Dr. Neeru Jayanthi of Loyola Medicine defines sports specialization as intensive training in a single sport, year-round at the exclusion of all other sports. While some athletes feel that intensive training at a young age will put them at an advantange, Jayanthi says the reverse can actually occur.
“You actually make it harder on your body because when you have a kid who has adult-level skills but they have a developing body, they don’t absorb that stress the same way that an adult or a mature body would,” he says.
Jayanthi offers the following tips to reduce the risk of injuries in young adults:
- Don’t spend more hours per week than your age playing a particular sport. For example, if an athlete is 10 years old, he/she should not spend more than 10 hours a week playing his/her particular sport.
- Don’t spend more than twice as much time playing organized sports as you spend in gym and unorganized play.
- Don’t specialize in one particular sport before late adolescence.
- Don’t play sports competitively year round. Take a break from competition for one to three months each year (this does not have to be consecutively, however).
- Take at least one day off a week from training in sports.

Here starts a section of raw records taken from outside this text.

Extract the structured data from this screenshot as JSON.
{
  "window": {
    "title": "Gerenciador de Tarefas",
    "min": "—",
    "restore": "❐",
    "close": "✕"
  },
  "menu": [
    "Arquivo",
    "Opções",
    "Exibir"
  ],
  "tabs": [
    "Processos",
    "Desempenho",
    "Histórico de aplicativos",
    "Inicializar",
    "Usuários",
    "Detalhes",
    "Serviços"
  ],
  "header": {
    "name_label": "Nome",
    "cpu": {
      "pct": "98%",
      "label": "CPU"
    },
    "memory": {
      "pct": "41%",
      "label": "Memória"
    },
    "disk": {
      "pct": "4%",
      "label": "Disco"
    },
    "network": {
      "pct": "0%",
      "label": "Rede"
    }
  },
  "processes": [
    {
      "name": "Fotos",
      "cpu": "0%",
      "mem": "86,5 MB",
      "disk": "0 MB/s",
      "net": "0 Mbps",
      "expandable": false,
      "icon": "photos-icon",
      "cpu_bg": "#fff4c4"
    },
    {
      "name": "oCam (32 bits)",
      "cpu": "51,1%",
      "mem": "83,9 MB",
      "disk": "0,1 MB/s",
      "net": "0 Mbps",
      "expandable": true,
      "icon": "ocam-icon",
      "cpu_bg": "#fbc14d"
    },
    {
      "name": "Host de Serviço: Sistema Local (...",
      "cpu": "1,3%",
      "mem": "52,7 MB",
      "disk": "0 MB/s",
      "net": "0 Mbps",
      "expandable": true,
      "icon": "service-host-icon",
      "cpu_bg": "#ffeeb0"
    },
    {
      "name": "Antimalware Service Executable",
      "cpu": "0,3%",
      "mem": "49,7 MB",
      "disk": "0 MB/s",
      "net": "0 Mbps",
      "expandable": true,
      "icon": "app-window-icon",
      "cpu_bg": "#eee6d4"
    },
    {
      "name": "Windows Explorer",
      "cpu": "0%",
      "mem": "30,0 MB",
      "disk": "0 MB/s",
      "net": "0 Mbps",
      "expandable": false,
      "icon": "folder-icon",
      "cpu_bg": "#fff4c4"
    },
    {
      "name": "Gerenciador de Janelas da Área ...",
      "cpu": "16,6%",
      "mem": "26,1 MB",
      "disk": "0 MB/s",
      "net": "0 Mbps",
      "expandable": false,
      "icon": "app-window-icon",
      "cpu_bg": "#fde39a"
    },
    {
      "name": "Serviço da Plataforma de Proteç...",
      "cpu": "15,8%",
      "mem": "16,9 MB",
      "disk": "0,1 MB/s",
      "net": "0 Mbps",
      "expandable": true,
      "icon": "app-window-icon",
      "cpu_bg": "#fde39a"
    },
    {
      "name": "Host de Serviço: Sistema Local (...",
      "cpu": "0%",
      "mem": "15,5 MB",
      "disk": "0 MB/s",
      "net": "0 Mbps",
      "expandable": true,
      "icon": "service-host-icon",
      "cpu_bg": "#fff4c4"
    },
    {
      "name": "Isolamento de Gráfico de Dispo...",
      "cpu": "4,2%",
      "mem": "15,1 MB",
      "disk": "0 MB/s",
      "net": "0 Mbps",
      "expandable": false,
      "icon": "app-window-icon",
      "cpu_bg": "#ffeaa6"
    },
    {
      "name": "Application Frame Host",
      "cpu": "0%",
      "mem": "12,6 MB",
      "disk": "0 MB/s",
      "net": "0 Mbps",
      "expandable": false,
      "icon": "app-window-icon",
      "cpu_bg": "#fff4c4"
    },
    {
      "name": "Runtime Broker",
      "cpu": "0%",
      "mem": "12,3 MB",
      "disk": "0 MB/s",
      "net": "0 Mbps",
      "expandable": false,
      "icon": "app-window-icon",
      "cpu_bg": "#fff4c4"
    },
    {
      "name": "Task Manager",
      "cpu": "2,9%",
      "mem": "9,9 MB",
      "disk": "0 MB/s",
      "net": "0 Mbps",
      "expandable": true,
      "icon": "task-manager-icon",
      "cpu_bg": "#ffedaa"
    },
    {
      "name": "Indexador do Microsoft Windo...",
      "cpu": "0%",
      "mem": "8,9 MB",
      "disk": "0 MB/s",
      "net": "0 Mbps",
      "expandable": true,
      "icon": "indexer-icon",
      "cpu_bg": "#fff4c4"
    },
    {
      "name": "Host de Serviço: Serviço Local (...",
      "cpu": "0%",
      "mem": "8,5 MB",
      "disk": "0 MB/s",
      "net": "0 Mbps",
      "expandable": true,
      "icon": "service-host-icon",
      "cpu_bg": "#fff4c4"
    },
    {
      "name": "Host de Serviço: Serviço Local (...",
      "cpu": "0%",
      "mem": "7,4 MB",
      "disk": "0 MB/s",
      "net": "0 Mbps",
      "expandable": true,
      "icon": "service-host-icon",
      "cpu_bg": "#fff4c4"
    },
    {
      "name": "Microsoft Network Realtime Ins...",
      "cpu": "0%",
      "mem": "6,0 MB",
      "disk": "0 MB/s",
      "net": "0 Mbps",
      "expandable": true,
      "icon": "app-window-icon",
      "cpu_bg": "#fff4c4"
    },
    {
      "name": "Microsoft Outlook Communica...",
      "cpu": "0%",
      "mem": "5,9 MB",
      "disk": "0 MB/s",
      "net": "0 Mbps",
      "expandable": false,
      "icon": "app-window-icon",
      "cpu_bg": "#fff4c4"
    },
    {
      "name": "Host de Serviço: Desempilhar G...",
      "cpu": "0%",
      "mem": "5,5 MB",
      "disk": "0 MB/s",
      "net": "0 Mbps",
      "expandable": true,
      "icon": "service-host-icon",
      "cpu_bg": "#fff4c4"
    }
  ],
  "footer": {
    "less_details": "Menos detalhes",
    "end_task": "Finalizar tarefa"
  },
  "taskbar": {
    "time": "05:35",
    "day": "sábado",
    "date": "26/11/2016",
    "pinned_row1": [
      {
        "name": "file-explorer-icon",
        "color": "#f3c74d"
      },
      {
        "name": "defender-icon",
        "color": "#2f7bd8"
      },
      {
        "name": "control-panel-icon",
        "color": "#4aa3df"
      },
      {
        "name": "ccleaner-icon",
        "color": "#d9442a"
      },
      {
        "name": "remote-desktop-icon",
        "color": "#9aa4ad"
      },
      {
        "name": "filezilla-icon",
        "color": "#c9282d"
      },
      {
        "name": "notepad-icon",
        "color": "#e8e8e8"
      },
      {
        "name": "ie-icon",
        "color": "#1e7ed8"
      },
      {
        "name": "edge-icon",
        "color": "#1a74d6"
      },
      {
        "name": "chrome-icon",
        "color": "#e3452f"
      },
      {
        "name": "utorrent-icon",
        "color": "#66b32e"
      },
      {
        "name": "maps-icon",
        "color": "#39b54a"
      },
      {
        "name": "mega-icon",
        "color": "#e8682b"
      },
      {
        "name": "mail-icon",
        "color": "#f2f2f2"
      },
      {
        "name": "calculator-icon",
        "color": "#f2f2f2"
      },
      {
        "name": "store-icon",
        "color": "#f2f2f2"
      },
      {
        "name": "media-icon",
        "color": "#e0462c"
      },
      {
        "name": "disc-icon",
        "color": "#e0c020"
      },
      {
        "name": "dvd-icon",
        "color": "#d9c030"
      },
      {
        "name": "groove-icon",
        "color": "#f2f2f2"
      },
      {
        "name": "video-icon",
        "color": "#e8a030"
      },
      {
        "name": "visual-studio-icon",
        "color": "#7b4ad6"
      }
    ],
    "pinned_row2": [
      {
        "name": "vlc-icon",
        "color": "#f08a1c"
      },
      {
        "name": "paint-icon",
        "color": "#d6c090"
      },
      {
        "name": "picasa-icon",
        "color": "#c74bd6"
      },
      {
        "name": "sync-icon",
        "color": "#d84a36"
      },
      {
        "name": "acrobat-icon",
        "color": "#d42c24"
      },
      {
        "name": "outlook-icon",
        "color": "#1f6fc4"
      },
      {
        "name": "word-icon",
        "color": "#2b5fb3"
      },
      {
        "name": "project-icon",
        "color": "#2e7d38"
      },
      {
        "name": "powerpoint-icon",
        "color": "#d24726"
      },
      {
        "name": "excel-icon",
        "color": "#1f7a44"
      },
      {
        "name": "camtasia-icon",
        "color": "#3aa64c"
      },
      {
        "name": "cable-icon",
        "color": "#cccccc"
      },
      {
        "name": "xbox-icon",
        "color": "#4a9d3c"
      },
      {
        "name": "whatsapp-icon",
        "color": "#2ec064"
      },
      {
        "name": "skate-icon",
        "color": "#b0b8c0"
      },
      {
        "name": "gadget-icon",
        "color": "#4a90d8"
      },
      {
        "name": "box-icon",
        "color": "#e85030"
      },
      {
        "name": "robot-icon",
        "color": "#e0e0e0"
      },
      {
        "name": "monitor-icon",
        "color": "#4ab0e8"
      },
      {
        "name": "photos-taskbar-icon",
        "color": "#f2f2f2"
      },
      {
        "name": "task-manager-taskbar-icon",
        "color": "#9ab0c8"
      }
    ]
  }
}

To read more on Jayanthi’s findings, please visit the following link: http://www.sciencedaily.com/releases/2011/05/110502121741.htm